Additionally, shows like the London Book Fair (LBF) now runs a dedicated author club, which offers a newsletter, author discounts, and the opportunity to get your book in front of publishers and agents. The LBF has also recently introduced an event called The Write Stuff, a sort of Dragon’s Den for authors where they get to pitch their books to a panel of publishing professionals in front of a live audience. The prize is a meeting with an agent! 

See the Fair as a Chance to Learn 

Though for individual authors there are some opportunities to promote your work, much of the hustle that goes on at a book fair is on a business-to-business, or trade level. It’s probably more helpful to see the event as a learning opportunity rather than a marketing exercise. 

Fairs put on a range of really interesting talks by authors who will share their journeys to publication, whether through a traditional model or one of the new, highly successful independent routes, such as self-publishing. Industry trends, new Amazon author features, changes in rights legislation, the rise of audio and alternative storytelling platforms: if it’s relevant to publishing now and in the future, and it’s of interest to you, it’ll be discussed at one of the many book fairs out there, and you should grab the opportunity to absorb all the info you can.

Don’t Be Shy 

Some of the most valuable experiences at book fairs can come from one-on-one encounters and new acquaintances that you make, sometimes entirely by chance. Make a point of introducing yourself to editors, publishers and agents if you can. Think about what you want to say beforehand so the other person gets a quick, crisp understanding of who you are and what you’re about. Don’t expect to be able to develop a long conversation at the stand, though – this is where sellers of rights interact with other publishers, who are keen to meet as many people as possible. But if you can strike a chord with someone, you’ll at least have established a contact that you can follow up on later. Often at book fairs you can book a meeting with an agent, and the networking drinks that usually take place after the show has closed for the day offer a more informal chance to rub shoulders with publishing professionals.  

Enjoy Your World!

Wherever you are on your publishing journey, don’t forget to take a moment to relish this whole event, of which you are a deserved part. Book fairs don’t have to be all work. Enjoy the parade, and browse the new and unexpected. If you’re able to attend with another author or a publishing friend, you’ll enjoy the experience even more. 

Follow Up Promptly

After the fair, make a point of following up with any useful contacts you made at the show. It’s always best to do this within a few days of the event, while memories are still fresh, and don’t forget to include enough detail for your contact to remember you.
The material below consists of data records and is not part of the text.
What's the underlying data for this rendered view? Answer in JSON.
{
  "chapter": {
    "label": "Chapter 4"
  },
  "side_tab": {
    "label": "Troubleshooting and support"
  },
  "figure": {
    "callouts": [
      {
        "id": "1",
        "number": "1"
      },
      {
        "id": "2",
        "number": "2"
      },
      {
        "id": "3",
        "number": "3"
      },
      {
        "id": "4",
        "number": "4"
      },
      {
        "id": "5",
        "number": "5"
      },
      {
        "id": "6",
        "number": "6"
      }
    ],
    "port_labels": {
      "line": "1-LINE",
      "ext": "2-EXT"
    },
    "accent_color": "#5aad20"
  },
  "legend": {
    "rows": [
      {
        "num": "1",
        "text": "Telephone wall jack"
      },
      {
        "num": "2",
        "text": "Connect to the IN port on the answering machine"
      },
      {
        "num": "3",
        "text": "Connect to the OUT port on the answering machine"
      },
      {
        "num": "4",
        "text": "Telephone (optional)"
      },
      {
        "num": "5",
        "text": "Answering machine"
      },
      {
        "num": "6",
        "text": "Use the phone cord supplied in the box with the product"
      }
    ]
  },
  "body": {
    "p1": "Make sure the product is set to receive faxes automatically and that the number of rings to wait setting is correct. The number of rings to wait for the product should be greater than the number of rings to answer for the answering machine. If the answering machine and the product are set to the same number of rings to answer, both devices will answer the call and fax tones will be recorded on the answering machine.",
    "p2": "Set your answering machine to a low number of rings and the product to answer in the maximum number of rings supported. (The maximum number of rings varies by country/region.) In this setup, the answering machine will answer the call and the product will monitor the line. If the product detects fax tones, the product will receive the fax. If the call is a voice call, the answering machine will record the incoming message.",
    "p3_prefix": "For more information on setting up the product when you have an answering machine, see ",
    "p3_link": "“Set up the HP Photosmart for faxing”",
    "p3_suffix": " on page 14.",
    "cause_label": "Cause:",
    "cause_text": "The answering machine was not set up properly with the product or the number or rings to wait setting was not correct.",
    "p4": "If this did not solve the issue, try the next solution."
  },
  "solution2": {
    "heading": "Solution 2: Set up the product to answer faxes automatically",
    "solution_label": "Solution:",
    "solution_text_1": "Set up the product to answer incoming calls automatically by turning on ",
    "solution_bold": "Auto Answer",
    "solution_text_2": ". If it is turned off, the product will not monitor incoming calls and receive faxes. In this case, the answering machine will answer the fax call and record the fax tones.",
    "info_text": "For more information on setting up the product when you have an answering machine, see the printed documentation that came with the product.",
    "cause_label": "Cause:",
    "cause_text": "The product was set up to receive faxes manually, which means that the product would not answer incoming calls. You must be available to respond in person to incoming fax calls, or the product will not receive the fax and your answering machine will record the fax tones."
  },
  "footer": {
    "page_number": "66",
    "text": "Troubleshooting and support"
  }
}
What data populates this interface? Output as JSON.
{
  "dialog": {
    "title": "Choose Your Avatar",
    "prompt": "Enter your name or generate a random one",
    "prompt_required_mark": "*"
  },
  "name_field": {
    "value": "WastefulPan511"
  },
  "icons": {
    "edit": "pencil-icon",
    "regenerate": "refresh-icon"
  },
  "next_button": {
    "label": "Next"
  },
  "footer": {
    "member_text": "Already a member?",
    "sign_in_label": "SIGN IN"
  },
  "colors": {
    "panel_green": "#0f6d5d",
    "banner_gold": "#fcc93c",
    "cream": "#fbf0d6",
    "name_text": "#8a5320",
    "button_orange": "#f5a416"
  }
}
Like you, they will have seen a lot of faces and had a lot of conversations over the course of the fair! 

Dan Brotzel and Alex Woolf are co-authors of a new comic novel, Kitten on a Fatberg (Unbound). As a reader of this website, you can pre-order Kitten on a Fatberg for a 10% discount – simply quote promo code KITTEN10. 

Alex has written over 100 books for children and adults, published by the likes of OUP, Ladybird, and Heinemann and Watts. Dan’s first collection of short stories, Hotel du Jack, is published by Sandstone.

Join the Discussion!